The Federal Aviation Administration’s new regulations for unmanned aircraft systems (sUAS or “drones”) went into effect at 12:01 this morning. Just 10 hours later, Marty was at the Murfreesboro Municipal Airport taking his sUAS pilot certification test.
In the last two years, we have received many requests for aerial services, making us aware of this stark need more than ever before. In an effort to fill this vacancy, we purchased a drone last year and began using it to capture aerial imagery and video, unaware of the necessary requirements.
A phone call from an FAA officer quickly brought to our attention that in order to operate a drone, a full pilot’s license was required! We parked the drone and began examining our options. A full pilot’s license would require months of ground school and flying lessons. All adding up to $8,000-$10,000. Our only other option would be to apply for an exemption to Section 333 of the FAA’s Modernization and Reform Act of 2012. This would allow Marty to legally fly his drone commercially, but hiring a licensed pilot would still be necessary.
We applied for the exemption the following October and were told we should receive it within 6 weeks. Many delays occurred, and eventually the exemption fell through. It was looking like our drone may never take flight.
This past June, the FAA announced Section 107. Prior to this, there were few regulations that allowed the commercial operation of sUAS. Section 107 would provide safety regulations to allow anyone with remote pilot certification to commercially operate a drone. This new law was set to be in effect August 29.
The certification test approaches the knowledge required for a regular pilot’s license, but does not have the require the months of schooling, eliminating the financial burden. The test is compiled of 60 questions chosen randomly from a pool of 1,000. These questions cover every topic from weather conditions to classes of airspace.

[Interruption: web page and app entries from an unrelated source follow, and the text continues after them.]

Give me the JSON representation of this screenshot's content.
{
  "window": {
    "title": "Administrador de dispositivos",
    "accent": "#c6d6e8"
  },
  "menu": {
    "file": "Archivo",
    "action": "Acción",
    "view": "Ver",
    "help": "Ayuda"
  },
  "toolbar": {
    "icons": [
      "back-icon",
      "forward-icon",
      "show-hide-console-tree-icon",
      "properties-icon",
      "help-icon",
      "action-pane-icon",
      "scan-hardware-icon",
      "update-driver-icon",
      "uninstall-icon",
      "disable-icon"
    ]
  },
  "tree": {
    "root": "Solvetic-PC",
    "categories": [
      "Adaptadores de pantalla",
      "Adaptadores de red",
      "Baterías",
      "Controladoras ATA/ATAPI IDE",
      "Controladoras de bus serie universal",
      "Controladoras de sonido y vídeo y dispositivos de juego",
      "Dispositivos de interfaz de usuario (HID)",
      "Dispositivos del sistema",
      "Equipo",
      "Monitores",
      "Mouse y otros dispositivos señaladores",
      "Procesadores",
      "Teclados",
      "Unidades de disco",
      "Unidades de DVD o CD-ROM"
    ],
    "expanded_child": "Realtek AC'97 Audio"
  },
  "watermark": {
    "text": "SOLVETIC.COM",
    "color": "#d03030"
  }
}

And so the studying began! Marty immediately began studying and was determined to have his drone back in the air by September. Because of the previous lack of regulations, this was unchartered territory for everyone. But after months of hard work and late nights studying, Marty’s determination has finally paid off.
This morning, he entered the Murfreesboro Municipal Airport, one in a handful of hopeful sUAS pilots. At 10am they began their test, each armed with nothing more than a pencil, a protractor, and a blank sheet of paper. The test began with difficulty and each question proved itself more challenging than the last. After two grueling hours of hard work, the entire group passed! It looks like his drone will finally take flight once again.
With all that we’ve learned, we are prepared to once again begin offering our aerial services. Your safety is first and foremost, which is why every session begins with a pre-flight check. We examine the weather, aircraft, surroundings, and airspace to ensure everything is exactly as it should be. After the appropriate people are notified (local airports, neighbors, etc.) we are ready to begin shooting. Sessions begin September 6 and are now open for booking. Call Marty at 1 (615) 305-3071 to schedule a session!